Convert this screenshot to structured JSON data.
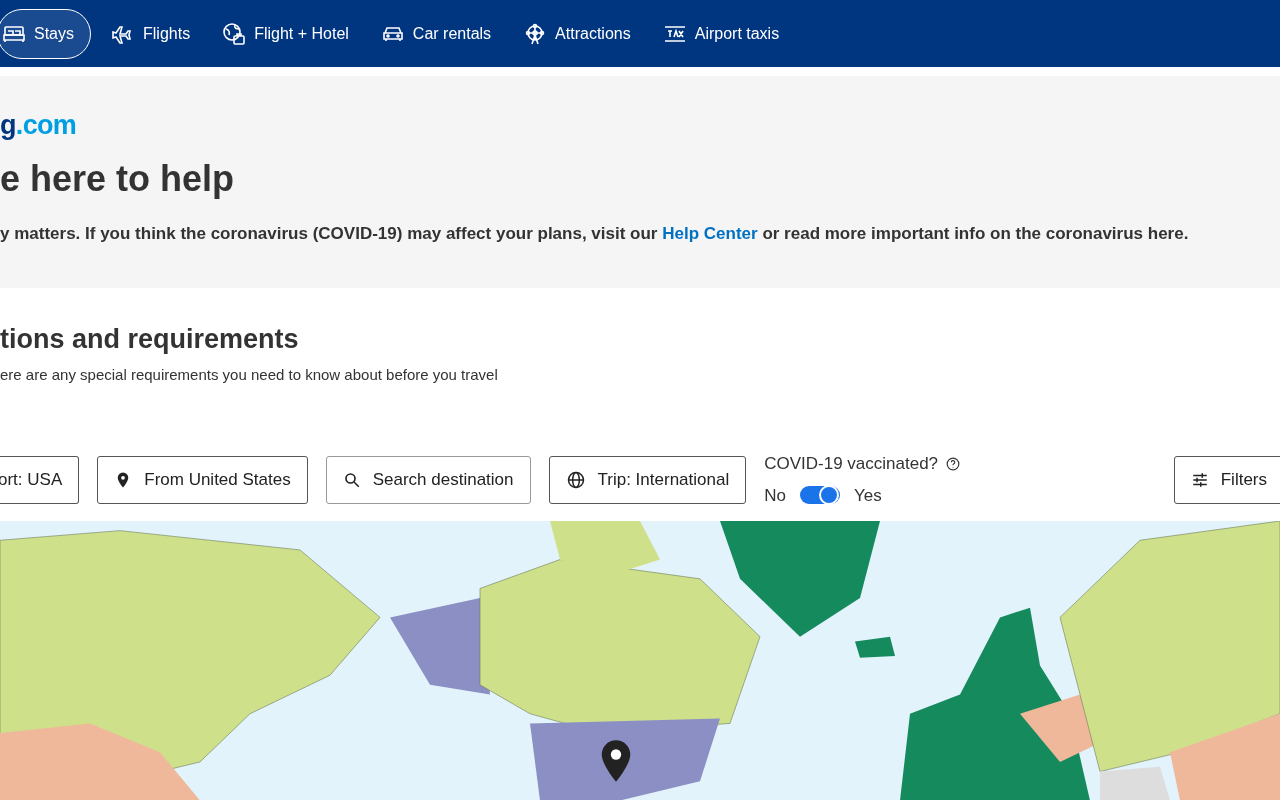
{
  "nav": [
    {
      "kind": "bed",
      "label": "Stays",
      "selected": true
    },
    {
      "kind": "plane",
      "label": "Flights",
      "selected": false
    },
    {
      "kind": "globe-bag",
      "label": "Flight + Hotel",
      "selected": false
    },
    {
      "kind": "car",
      "label": "Car rentals",
      "selected": false
    },
    {
      "kind": "ferris",
      "label": "Attractions",
      "selected": false
    },
    {
      "kind": "taxi",
      "label": "Airport taxis",
      "selected": false
    }
  ],
  "logo": {
    "brand": "g",
    "suffix": ".com"
  },
  "hero": {
    "title": "e here to help",
    "text_before": "y matters. If you think the coronavirus (COVID-19) may affect your plans, visit our",
    "link": "Help Center",
    "text_after": "or read more important info on the coronavirus here."
  },
  "section": {
    "title": "tions and requirements",
    "subtitle": "ere are any special requirements you need to know about before you travel"
  },
  "filters": [
    {
      "kind": "plain",
      "label": "ort: USA"
    },
    {
      "kind": "pin",
      "label": "From United States"
    },
    {
      "kind": "search",
      "label": "Search destination"
    },
    {
      "kind": "globe",
      "label": "Trip: International"
    }
  ],
  "vaccinated": {
    "label": "COVID-19 vaccinated?",
    "off_label": "No",
    "on_label": "Yes",
    "on": true
  },
  "filters_button": "Filters"
}
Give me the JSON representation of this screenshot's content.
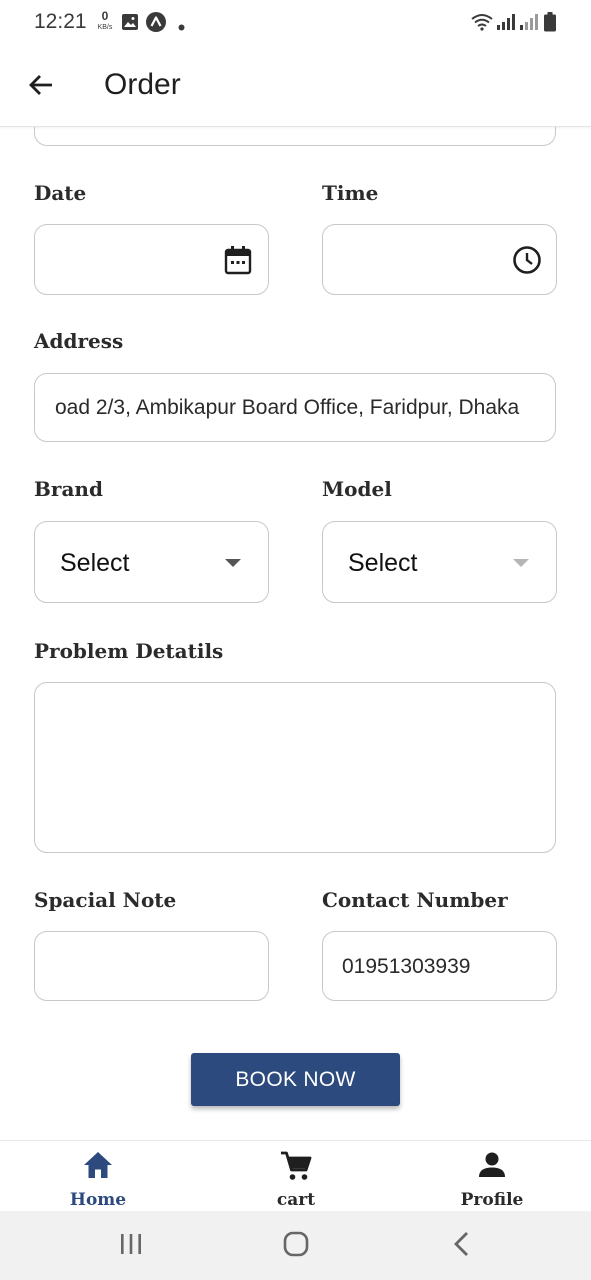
{
  "status_bar": {
    "time": "12:21",
    "data_rate_value": "0",
    "data_rate_unit": "KB/s",
    "icons": [
      "image-icon",
      "app-badge-icon",
      "dot-icon",
      "wifi-icon",
      "signal-icon",
      "signal-icon-2",
      "battery-icon"
    ]
  },
  "app_bar": {
    "title": "Order",
    "back_icon": "arrow-left-icon"
  },
  "form": {
    "date": {
      "label": "Date",
      "value": "",
      "icon": "calendar-icon"
    },
    "time": {
      "label": "Time",
      "value": "",
      "icon": "clock-icon"
    },
    "address": {
      "label": "Address",
      "value": "oad 2/3, Ambikapur Board Office, Faridpur, Dhaka"
    },
    "brand": {
      "label": "Brand",
      "selected": "Select"
    },
    "model": {
      "label": "Model",
      "selected": "Select"
    },
    "problem_details": {
      "label": "Problem Detatils",
      "value": ""
    },
    "special_note": {
      "label": "Spacial Note",
      "value": ""
    },
    "contact_number": {
      "label": "Contact Number",
      "value": "01951303939"
    },
    "submit_label": "BOOK NOW"
  },
  "bottom_nav": {
    "items": [
      {
        "label": "Home",
        "icon": "home-icon",
        "active": true
      },
      {
        "label": "cart",
        "icon": "cart-icon",
        "active": false
      },
      {
        "label": "Profile",
        "icon": "person-icon",
        "active": false
      }
    ]
  },
  "colors": {
    "accent": "#2c4a7e",
    "border": "#c8c8c8",
    "system_nav_bg": "#f1f1f1"
  }
}
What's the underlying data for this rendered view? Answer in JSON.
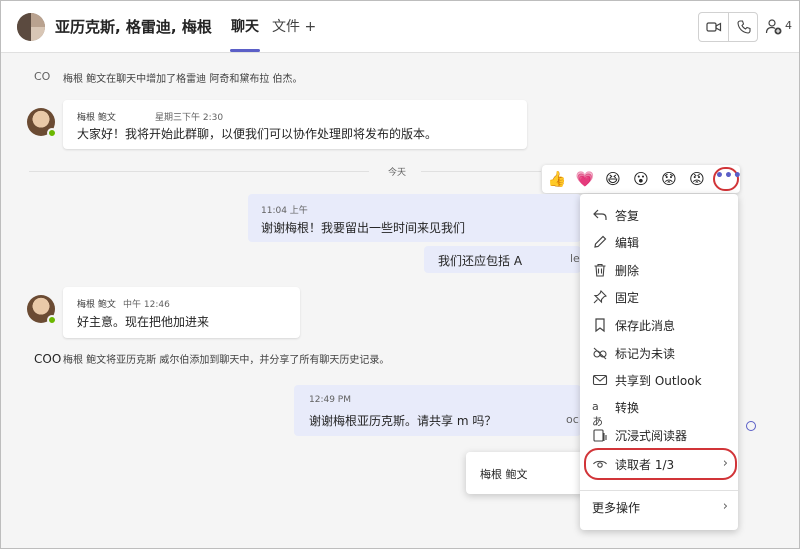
{
  "header": {
    "title": "亚历克斯, 格雷迪, 梅根",
    "tabs": [
      {
        "label": "聊天",
        "active": true
      },
      {
        "label": "文件",
        "active": false
      }
    ],
    "add_tab_glyph": "+",
    "participant_count": "4"
  },
  "system_messages": {
    "added": "梅根 鲍文在聊天中增加了格雷迪 阿奇和黛布拉 伯杰。",
    "added_prefix": "CO",
    "history": "梅根 鲍文将亚历克斯 威尔伯添加到聊天中，并分享了所有聊天历史记录。",
    "history_prefix": "COO"
  },
  "messages": [
    {
      "sender": "梅根 鲍文",
      "time": "星期三下午 2:30",
      "text": "大家好！我将开始此群聊，以便我们可以协作处理即将发布的版本。"
    },
    {
      "time": "11:04 上午",
      "text": "谢谢梅根！我要留出一些时间来见我们",
      "mine": true
    },
    {
      "text": "我们还应包括 A",
      "trailing": "le",
      "mine": true
    },
    {
      "sender": "梅根 鲍文",
      "time": "中午 12:46",
      "text": "好主意。现在把他加进来"
    },
    {
      "time": "12:49 PM",
      "text": "谢谢梅根亚历克斯。请共享 m 吗？",
      "trailing": "oc",
      "mine": true
    }
  ],
  "divider": {
    "label": "今天"
  },
  "reactions": [
    "like",
    "heart",
    "laugh",
    "surprised",
    "sad",
    "angry"
  ],
  "more_options_label": "•••",
  "menu": {
    "items": [
      {
        "label": "答复",
        "icon": "reply-icon"
      },
      {
        "label": "编辑",
        "icon": "edit-icon"
      },
      {
        "label": "删除",
        "icon": "delete-icon"
      },
      {
        "label": "固定",
        "icon": "pin-icon"
      },
      {
        "label": "保存此消息",
        "icon": "bookmark-icon"
      },
      {
        "label": "标记为未读",
        "icon": "mark-unread-icon"
      },
      {
        "label": "共享到 Outlook",
        "icon": "mail-icon"
      },
      {
        "label": "转换",
        "icon": "translate-icon"
      },
      {
        "label": "沉浸式阅读器",
        "icon": "immersive-reader-icon"
      },
      {
        "label": "读取者 1/3",
        "icon": "eye-icon",
        "submenu": true
      },
      {
        "label": "更多操作",
        "icon": "",
        "submenu": true
      }
    ],
    "chevron": "›"
  },
  "readers_popup": {
    "name": "梅根 鲍文"
  },
  "colors": {
    "accent": "#5b5fc7",
    "highlight": "#d13438",
    "mine_bubble": "#e8ebfa",
    "online": "#6bb700"
  }
}
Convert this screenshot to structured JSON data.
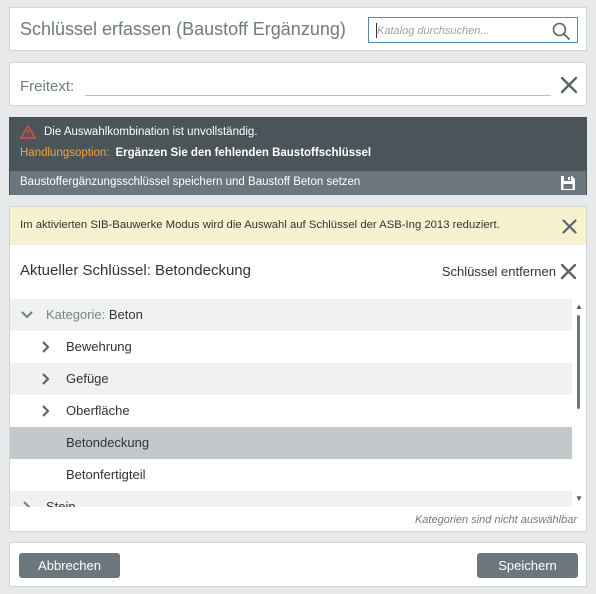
{
  "header": {
    "title": "Schlüssel erfassen (Baustoff Ergänzung)",
    "search_placeholder": "Katalog durchsuchen...",
    "search_icon": "search-icon"
  },
  "freitext": {
    "label": "Freitext:",
    "value": "",
    "clear_icon": "close-icon"
  },
  "warning": {
    "message": "Die Auswahlkombination ist unvollständig.",
    "option_label": "Handlungsoption:",
    "option_text": "Ergänzen Sie den fehlenden Baustoffschlüssel",
    "save_bar_text": "Baustoffergänzungsschlüssel speichern und Baustoff Beton setzen",
    "icons": {
      "warning": "warning-triangle-icon",
      "save": "floppy-disk-icon"
    },
    "colors": {
      "background": "#4b5458",
      "option": "#f0a43c",
      "bar": "#6b777c"
    }
  },
  "info": {
    "text": "Im aktivierten SIB-Bauwerke Modus wird die Auswahl auf Schlüssel der ASB-Ing 2013 reduziert.",
    "background": "#f7f1cf"
  },
  "current_key": {
    "label": "Aktueller Schlüssel: Betondeckung",
    "remove_label": "Schlüssel entfernen"
  },
  "tree": {
    "category_label": "Kategorie:",
    "category_value": "Beton",
    "items": [
      {
        "label": "Bewehrung",
        "expandable": true
      },
      {
        "label": "Gefüge",
        "expandable": true
      },
      {
        "label": "Oberfläche",
        "expandable": true
      },
      {
        "label": "Betondeckung",
        "expandable": false,
        "selected": true
      },
      {
        "label": "Betonfertigteil",
        "expandable": false
      }
    ],
    "next_category_partial": "Stein",
    "footnote": "Kategorien sind nicht auswählbar"
  },
  "footer": {
    "cancel_label": "Abbrechen",
    "save_label": "Speichern"
  }
}
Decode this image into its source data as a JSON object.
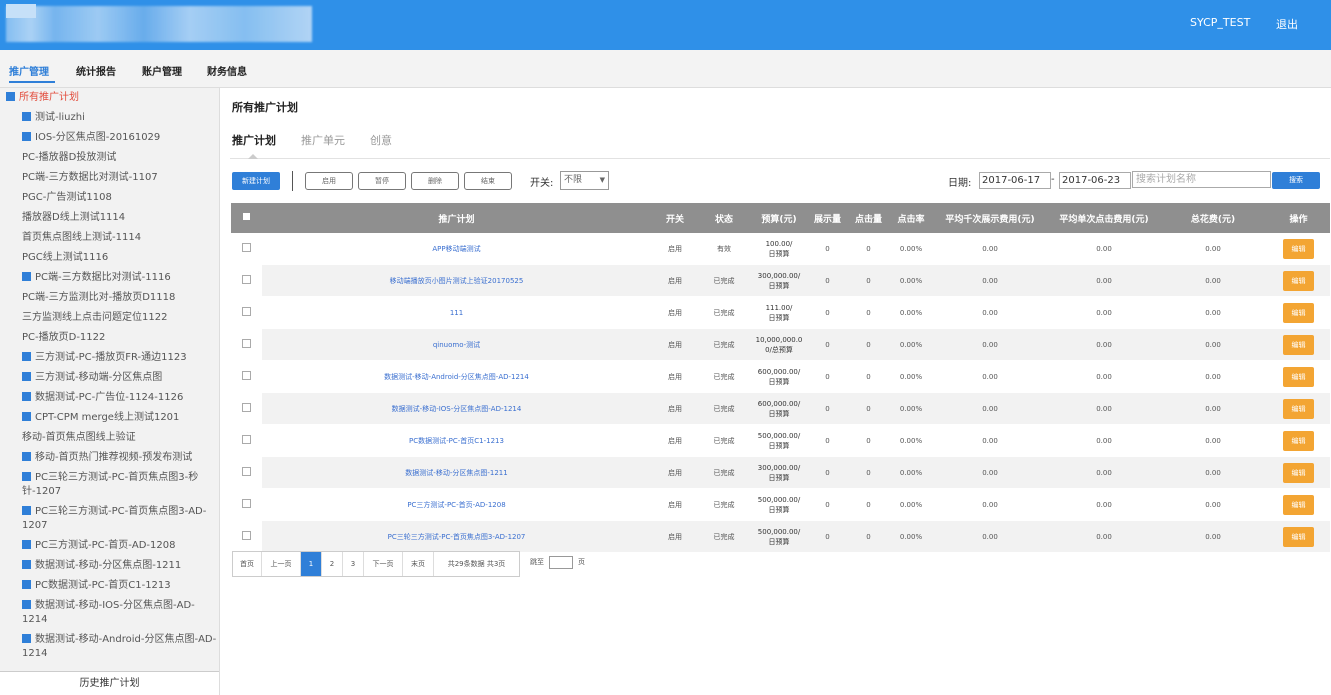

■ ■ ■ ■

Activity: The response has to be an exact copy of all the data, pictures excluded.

Response area:
Convert this screenshot to structured JSON data.
{
  "nav": [
    {
      "kind": "bed",
      "label": "Stays",
      "selected": true
    },
    {
      "kind": "plane",
      "label": "Flights",
      "selected": false
    },
    {
      "kind": "globe-bag",
      "label": "Flight + Hotel",
      "selected": false
    },
    {
      "kind": "car",
      "label": "Car rentals",
      "selected": false
    },
    {
      "kind": "ferris",
      "label": "Attractions",
      "selected": false
    },
    {
      "kind": "taxi",
      "label": "Airport taxis",
      "selected": false
    }
  ],
  "logo": {
    "brand": "g",
    "suffix": ".com"
  },
  "hero": {
    "title": "e here to help",
    "text_before": "y matters. If you think the coronavirus (COVID-19) may affect your plans, visit our",
    "link": "Help Center",
    "text_after": "or read more important info on the coronavirus here."
  },
  "section": {
    "title": "tions and requirements",
    "subtitle": "ere are any special requirements you need to know about before you travel"
  },
  "filters": [
    {
      "kind": "plain",
      "label": "ort: USA"
    },
    {
      "kind": "pin",
      "label": "From United States"
    },
    {
      "kind": "search",
      "label": "Search destination"
    },
    {
      "kind": "globe",
      "label": "Trip: International"
    }
  ],
  "vaccinated": {
    "label": "COVID-19 vaccinated?",
    "off_label": "No",
    "on_label": "Yes",
    "on": true
  },
  "filters_button": "Filters"
}
Give me the JSON representation of this screenshot's content.
{
  "status_bar": {
    "time": "12:21",
    "data_rate_value": "0",
    "data_rate_unit": "KB/s",
    "icons": [
      "image-icon",
      "app-badge-icon",
      "dot-icon",
      "wifi-icon",
      "signal-icon",
      "signal-icon-2",
      "battery-icon"
    ]
  },
  "app_bar": {
    "title": "Order",
    "back_icon": "arrow-left-icon"
  },
  "form": {
    "date": {
      "label": "Date",
      "value": "",
      "icon": "calendar-icon"
    },
    "time": {
      "label": "Time",
      "value": "",
      "icon": "clock-icon"
    },
    "address": {
      "label": "Address",
      "value": "oad 2/3, Ambikapur Board Office, Faridpur, Dhaka"
    },
    "brand": {
      "label": "Brand",
      "selected": "Select"
    },
    "model": {
      "label": "Model",
      "selected": "Select"
    },
    "problem_details": {
      "label": "Problem Detatils",
      "value": ""
    },
    "special_note": {
      "label": "Spacial Note",
      "value": ""
    },
    "contact_number": {
      "label": "Contact Number",
      "value": "01951303939"
    },
    "submit_label": "BOOK NOW"
  },
  "bottom_nav": {
    "items": [
      {
        "label": "Home",
        "icon": "home-icon",
        "active": true
      },
      {
        "label": "cart",
        "icon": "cart-icon",
        "active": false
      },
      {
        "label": "Profile",
        "icon": "person-icon",
        "active": false
      }
    ]
  },
  "colors": {
    "accent": "#2c4a7e",
    "border": "#c8c8c8",
    "system_nav_bg": "#f1f1f1"
  }
}
What's the underlying data for this rendered view? Answer in JSON.
{
  "header": {
    "title": "亚历克斯, 格雷迪, 梅根",
    "tabs": [
      {
        "label": "聊天",
        "active": true
      },
      {
        "label": "文件",
        "active": false
      }
    ],
    "add_tab_glyph": "+",
    "participant_count": "4"
  },
  "system_messages": {
    "added": "梅根 鲍文在聊天中增加了格雷迪 阿奇和黛布拉 伯杰。",
    "added_prefix": "CO",
    "history": "梅根 鲍文将亚历克斯 威尔伯添加到聊天中，并分享了所有聊天历史记录。",
    "history_prefix": "COO"
  },
  "messages": [
    {
      "sender": "梅根 鲍文",
      "time": "星期三下午 2:30",
      "text": "大家好！我将开始此群聊，以便我们可以协作处理即将发布的版本。"
    },
    {
      "time": "11:04 上午",
      "text": "谢谢梅根！我要留出一些时间来见我们",
      "mine": true
    },
    {
      "text": "我们还应包括 A",
      "trailing": "le",
      "mine": true
    },
    {
      "sender": "梅根 鲍文",
      "time": "中午 12:46",
      "text": "好主意。现在把他加进来"
    },
    {
      "time": "12:49 PM",
      "text": "谢谢梅根亚历克斯。请共享 m 吗？",
      "trailing": "oc",
      "mine": true
    }
  ],
  "divider": {
    "label": "今天"
  },
  "reactions": [
    "like",
    "heart",
    "laugh",
    "surprised",
    "sad",
    "angry"
  ],
  "more_options_label": "•••",
  "menu": {
    "items": [
      {
        "label": "答复",
        "icon": "reply-icon"
      },
      {
        "label": "编辑",
        "icon": "edit-icon"
      },
      {
        "label": "删除",
        "icon": "delete-icon"
      },
      {
        "label": "固定",
        "icon": "pin-icon"
      },
      {
        "label": "保存此消息",
        "icon": "bookmark-icon"
      },
      {
        "label": "标记为未读",
        "icon": "mark-unread-icon"
      },
      {
        "label": "共享到 Outlook",
        "icon": "mail-icon"
      },
      {
        "label": "转换",
        "icon": "translate-icon"
      },
      {
        "label": "沉浸式阅读器",
        "icon": "immersive-reader-icon"
      },
      {
        "label": "读取者 1/3",
        "icon": "eye-icon",
        "submenu": true
      },
      {
        "label": "更多操作",
        "icon": "",
        "submenu": true
      }
    ],
    "chevron": "›"
  },
  "readers_popup": {
    "name": "梅根 鲍文"
  },
  "colors": {
    "accent": "#5b5fc7",
    "highlight": "#d13438",
    "mine_bubble": "#e8ebfa",
    "online": "#6bb700"
  }
}
Convert this screenshot to structured JSON data.
{
  "header": {
    "title": "Schlüssel erfassen (Baustoff Ergänzung)",
    "search_placeholder": "Katalog durchsuchen...",
    "search_icon": "search-icon"
  },
  "freitext": {
    "label": "Freitext:",
    "value": "",
    "clear_icon": "close-icon"
  },
  "warning": {
    "message": "Die Auswahlkombination ist unvollständig.",
    "option_label": "Handlungsoption:",
    "option_text": "Ergänzen Sie den fehlenden Baustoffschlüssel",
    "save_bar_text": "Baustoffergänzungsschlüssel speichern und Baustoff Beton setzen",
    "icons": {
      "warning": "warning-triangle-icon",
      "save": "floppy-disk-icon"
    },
    "colors": {
      "background": "#4b5458",
      "option": "#f0a43c",
      "bar": "#6b777c"
    }
  },
  "info": {
    "text": "Im aktivierten SIB-Bauwerke Modus wird die Auswahl auf Schlüssel der ASB-Ing 2013 reduziert.",
    "background": "#f7f1cf"
  },
  "current_key": {
    "label": "Aktueller Schlüssel: Betondeckung",
    "remove_label": "Schlüssel entfernen"
  },
  "tree": {
    "category_label": "Kategorie:",
    "category_value": "Beton",
    "items": [
      {
        "label": "Bewehrung",
        "expandable": true
      },
      {
        "label": "Gefüge",
        "expandable": true
      },
      {
        "label": "Oberfläche",
        "expandable": true
      },
      {
        "label": "Betondeckung",
        "expandable": false,
        "selected": true
      },
      {
        "label": "Betonfertigteil",
        "expandable": false
      }
    ],
    "next_category_partial": "Stein",
    "footnote": "Kategorien sind nicht auswählbar"
  },
  "footer": {
    "cancel_label": "Abbrechen",
    "save_label": "Speichern"
  }
}
Decode this image into its source data as a JSON object.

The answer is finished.